More older Australians are drinking at “risky levels” as the Baby Boomer generation ages, Flinders researchers warn.
The rise in problem drinking is coming up against a health-care system already struggling with an ageing population, say Professor Ann Roche, Director of the National Centre for Education and Training on Addiction (NCETA) at Flinders University, and NCETA research officer Victoria Kostadinov who analysed data from the tri-annual National Drug Strategy Household Surveys (2004, 2007, 2010, 2013, 2016) for the article in the Medical Journal of Australia.
“Older people are vulnerable to a range of alcohol-related adverse effects, including falls and other injuries, diabetes, cardiovascular disease, cancer, mental health problems, obesity, liver disease, and early onset dementia and other brain injury,” the NCETA researchers say.
“Age-appropriate resources and techniques for clinical practice are also required for encouraging low-risk drinking in more vulnerable groups of older people, and for minimising the risks of alcohol-related harm.”
The article by Professor Roche and Ms Kostadinov suggests that primary care is the ideal setting for both detecting and intervening in risk drinking in older patients, calling on GPs to use “short, opportunistic counselling and information sessions that motivate behavioural change”.
They also suggest that improved education for doctors about “patterns and drivers of alcohol consumption by older people” be a priority, particularly in regard to the needs and characteristics of older patients.
Four drinking level categories were defined: abstainers; low risk drinkers (no more than four standard drinks on a single occasion); risky drinkers (5-10 standard drinks on a single occasion at least once a month); and high risk drinkers (11 or more standard drinks on a single occasion at least once a month).
Between 2004 and 2016, the proportion of risky drinkers increased from 13.4% to 13.5%, and the proportion of high-risk drinkers increased from 2.1% to 3.1%.
“The rising prevalence of risky drinking therefore cannot be attributed solely to increasing numbers of older people,” the MJA article says.
“Although the increases in the proportions of risky and high-risk drinkers are small, they nevertheless correspond to an additional 400,000 people drinking at potentially problematic levels.
“Specific characteristics of Baby Boomers (people born 1946-1964) may be important contributors to the changing pattern of consumption, which is in stark contrast to the significant decrease in risky drinking among people aged 12-24 years during the same period.
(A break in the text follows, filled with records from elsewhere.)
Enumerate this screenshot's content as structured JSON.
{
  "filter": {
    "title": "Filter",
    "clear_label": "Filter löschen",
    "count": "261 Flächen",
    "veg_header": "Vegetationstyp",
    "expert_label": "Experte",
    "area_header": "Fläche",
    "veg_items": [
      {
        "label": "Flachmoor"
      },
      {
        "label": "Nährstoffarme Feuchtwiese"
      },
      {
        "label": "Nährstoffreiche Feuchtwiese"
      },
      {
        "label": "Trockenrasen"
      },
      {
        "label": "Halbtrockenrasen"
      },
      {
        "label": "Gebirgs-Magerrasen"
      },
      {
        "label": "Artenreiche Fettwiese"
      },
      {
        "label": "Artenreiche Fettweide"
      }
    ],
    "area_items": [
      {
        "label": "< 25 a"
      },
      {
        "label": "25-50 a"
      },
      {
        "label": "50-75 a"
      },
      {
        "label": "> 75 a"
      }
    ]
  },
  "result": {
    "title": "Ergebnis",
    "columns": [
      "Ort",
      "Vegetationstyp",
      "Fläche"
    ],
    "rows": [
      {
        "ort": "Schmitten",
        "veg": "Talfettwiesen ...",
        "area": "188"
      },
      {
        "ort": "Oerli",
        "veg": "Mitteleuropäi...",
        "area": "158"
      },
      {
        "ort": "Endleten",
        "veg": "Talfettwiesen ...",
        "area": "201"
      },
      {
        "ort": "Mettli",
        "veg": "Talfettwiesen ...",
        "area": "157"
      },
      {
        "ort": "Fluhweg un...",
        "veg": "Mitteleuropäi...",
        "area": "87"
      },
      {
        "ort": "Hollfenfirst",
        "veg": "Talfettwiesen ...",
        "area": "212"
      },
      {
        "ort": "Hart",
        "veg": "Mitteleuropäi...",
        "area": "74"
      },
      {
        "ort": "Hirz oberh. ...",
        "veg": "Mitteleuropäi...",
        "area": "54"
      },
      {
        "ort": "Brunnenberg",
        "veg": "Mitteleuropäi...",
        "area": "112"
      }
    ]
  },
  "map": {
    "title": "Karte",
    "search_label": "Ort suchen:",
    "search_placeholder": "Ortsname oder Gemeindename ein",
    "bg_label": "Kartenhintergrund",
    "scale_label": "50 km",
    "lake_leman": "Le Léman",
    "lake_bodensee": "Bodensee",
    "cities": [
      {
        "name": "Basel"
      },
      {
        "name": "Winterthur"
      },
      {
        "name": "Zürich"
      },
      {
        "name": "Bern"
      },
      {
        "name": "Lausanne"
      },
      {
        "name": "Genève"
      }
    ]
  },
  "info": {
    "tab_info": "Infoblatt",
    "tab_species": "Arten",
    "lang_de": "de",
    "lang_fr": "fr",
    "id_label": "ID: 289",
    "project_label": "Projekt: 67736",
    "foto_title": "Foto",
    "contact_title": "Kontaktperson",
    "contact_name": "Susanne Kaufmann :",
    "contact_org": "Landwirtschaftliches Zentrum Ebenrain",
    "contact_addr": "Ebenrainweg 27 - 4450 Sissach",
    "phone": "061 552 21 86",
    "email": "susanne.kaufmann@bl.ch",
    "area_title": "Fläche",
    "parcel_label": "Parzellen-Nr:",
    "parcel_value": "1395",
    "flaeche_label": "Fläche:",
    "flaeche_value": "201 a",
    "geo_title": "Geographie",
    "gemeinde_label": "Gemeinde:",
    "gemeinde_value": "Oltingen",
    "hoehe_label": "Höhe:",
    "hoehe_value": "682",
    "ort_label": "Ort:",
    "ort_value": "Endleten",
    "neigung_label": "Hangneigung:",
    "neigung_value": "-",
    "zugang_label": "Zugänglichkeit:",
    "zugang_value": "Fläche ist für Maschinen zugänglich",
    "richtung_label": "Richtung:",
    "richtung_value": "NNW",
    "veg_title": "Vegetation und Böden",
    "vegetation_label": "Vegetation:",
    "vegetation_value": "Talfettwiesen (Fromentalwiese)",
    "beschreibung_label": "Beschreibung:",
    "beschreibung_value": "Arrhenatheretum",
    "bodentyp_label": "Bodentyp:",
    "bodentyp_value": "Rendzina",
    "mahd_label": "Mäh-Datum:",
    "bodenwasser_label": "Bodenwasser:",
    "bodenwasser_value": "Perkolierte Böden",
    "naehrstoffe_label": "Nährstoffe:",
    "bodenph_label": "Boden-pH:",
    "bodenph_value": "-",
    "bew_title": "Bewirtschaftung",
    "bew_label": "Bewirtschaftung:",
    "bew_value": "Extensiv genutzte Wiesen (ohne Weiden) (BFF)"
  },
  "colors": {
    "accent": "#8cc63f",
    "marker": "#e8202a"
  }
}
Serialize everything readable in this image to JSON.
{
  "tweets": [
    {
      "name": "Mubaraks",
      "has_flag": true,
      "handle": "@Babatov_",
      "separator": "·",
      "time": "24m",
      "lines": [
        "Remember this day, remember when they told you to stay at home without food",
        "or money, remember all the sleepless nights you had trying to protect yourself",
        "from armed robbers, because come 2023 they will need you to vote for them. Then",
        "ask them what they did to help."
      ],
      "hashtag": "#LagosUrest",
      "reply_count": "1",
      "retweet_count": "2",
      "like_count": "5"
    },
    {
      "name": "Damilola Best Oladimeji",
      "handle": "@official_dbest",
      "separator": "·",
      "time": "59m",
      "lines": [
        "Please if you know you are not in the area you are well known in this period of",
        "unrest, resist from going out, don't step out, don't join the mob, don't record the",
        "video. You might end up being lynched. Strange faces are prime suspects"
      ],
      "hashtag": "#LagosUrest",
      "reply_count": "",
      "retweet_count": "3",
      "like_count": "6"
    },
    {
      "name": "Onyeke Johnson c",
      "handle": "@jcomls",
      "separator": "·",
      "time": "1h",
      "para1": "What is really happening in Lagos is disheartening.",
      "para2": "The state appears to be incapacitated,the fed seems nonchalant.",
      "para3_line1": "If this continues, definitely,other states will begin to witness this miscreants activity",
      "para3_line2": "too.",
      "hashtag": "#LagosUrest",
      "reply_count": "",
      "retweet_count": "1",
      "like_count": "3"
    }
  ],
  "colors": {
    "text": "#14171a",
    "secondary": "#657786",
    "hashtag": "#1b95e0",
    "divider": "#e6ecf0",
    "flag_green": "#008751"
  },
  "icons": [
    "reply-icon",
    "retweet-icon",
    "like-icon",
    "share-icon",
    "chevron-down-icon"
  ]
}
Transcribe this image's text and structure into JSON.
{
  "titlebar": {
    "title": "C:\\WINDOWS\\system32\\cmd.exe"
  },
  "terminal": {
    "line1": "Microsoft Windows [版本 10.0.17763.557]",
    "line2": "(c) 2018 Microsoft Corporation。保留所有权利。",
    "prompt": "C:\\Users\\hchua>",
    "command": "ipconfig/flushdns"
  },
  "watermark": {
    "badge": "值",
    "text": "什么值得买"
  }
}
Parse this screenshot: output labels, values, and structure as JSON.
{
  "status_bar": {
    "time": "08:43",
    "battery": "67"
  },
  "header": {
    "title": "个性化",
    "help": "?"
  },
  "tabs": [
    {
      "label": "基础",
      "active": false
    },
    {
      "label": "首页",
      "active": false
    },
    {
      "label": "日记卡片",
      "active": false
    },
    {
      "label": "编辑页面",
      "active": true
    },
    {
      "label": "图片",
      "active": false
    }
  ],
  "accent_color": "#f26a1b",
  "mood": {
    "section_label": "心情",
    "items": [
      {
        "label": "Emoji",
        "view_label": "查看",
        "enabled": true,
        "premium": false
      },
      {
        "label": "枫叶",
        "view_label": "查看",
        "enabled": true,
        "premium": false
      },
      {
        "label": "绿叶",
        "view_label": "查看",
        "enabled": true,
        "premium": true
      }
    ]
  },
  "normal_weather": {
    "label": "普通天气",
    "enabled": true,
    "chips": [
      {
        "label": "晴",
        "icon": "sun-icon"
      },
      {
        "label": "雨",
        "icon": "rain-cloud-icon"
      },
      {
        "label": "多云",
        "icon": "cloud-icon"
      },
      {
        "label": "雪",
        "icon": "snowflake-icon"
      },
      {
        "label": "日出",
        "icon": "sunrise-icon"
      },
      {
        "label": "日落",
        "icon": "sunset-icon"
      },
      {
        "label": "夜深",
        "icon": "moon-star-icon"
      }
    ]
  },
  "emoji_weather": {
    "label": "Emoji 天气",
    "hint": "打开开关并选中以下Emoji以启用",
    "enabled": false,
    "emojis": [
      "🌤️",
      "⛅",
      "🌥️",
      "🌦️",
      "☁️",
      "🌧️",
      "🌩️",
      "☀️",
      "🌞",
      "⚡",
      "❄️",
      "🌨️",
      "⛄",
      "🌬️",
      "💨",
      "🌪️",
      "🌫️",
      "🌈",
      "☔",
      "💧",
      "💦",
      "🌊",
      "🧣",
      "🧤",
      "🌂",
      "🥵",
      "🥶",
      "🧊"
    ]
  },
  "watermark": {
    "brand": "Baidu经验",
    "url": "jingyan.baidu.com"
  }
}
The Medical Journal of Australia is published by the Australian Medical Association. Listen to the MJA podcast with Professor Ann Roche.